And there’s a good reason for that: it’s incredibly effective, as we’re about to see.
Consequences of Phishing
15. Over 20% of All Data Breaches in 2020 Were the Result of Phishing
In 2020, phishing was responsible for more successful data breaches than any other tactic. Over 20% of all data breaches were the result of phishing — more than hacking, malware, errors and physical breaches.
And around 15% of all attempted breaches (successful or not) involved phishing, putting it at a distant second behind hacking (which accounted for nearly 60% of all attempts).
16. 88% of Organizations Have Been Targeted by Spear Phishing Attacks…
Spear phishing is a type of phishing that targets specific individuals.
According to cybersecurity consulting firm Proofpoint, 88% of organizations (PDF link) were attacked by spear phishers in 2019.
And 55% of organizations experienced successful phishing attacks, with nearly 55% of victims suffering data loss and around 35% suffering financial loss or wire fraud as a result.
17. …And A Third of Them Have Been Victims of Whaling
Whaling is a type of spear phishing that targets high-level executives such as CEOs, COOs and CFOs.
By impersonating these important individuals, phishers can trick lower-level employees into handing over financial records, tax documents and highly sensitive information.
Cybersecurity firm Red River reports that one third of organizations have experienced whaling attacks.

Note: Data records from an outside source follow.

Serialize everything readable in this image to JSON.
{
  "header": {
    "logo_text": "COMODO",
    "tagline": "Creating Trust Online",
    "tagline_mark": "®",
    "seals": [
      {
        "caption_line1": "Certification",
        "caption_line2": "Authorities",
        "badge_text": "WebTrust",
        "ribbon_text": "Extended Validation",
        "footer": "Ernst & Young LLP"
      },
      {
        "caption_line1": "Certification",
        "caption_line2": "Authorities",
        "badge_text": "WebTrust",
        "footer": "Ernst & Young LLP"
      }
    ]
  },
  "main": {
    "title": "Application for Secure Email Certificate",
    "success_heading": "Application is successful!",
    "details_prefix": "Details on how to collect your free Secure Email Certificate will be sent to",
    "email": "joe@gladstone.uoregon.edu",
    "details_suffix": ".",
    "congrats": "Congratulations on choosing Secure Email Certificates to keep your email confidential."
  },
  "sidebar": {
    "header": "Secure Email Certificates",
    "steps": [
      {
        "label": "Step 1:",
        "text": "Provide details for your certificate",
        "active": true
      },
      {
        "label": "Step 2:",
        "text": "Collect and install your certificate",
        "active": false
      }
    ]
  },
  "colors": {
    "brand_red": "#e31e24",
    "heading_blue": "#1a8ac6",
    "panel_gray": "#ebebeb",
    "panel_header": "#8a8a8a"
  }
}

18. Spear Phishing Costs Businesses an Average of $1.6 Million Per Attack
A successful spear phishing attack can bankrupt a business.
On average, a spear phishing attack costs an organization $1.6 million. This includes any money stolen by the phisher as well as the costs needed to recover from the attack.
The Future of Phishing
19. Around 500,000 Unique Phishing Email Campaigns Are Active Each Year
Each quarter, the Anti-Phishing Working Group collects around 125,000 reports of unique phishing email campaigns (each phishing email subject line is considered a single campaign).
20. 83% of Phishing Emails Now Involve Brand Impersonation
Impersonating a trusted brand is one of the oldest tricks in the phishing playbook, and it’s only getting more popular.
83% of all phishing emails are designed to impersonate well-known brands and companies.
And 32% of these brand-impersonating phishers pretend to be Microsoft. 21% impersonate Apple and 8% each impersonate DocuSign and Chase.
21. Nearly 80% of Phishing Websites Now Use SSL Encryption
Previously, it was easy to identify phishing emails because the sites they linked to were unsecured. Your browser would alert you to the lack of SSL encryption, tipping you off to the fake nature of the message.
But that’s no longer a reliable way to detect phishing attempts. 77.6% of phishing websites (PDF link) are now secured with SSL, just like the legitimate websites you use every day.
Phishers are making use of free SSL certificates to “secure” their own websites, but they’re also hacking into existing websites that use SSL and planting their phishing files there.
Since February 2020, when the coronavirus pandemic began to spread, phishing attempts have increased by 600%, cementing their status as the most popular attack vector for cybercriminals.
The figure encompasses all phishing attempts, whether directed at individuals or businesses.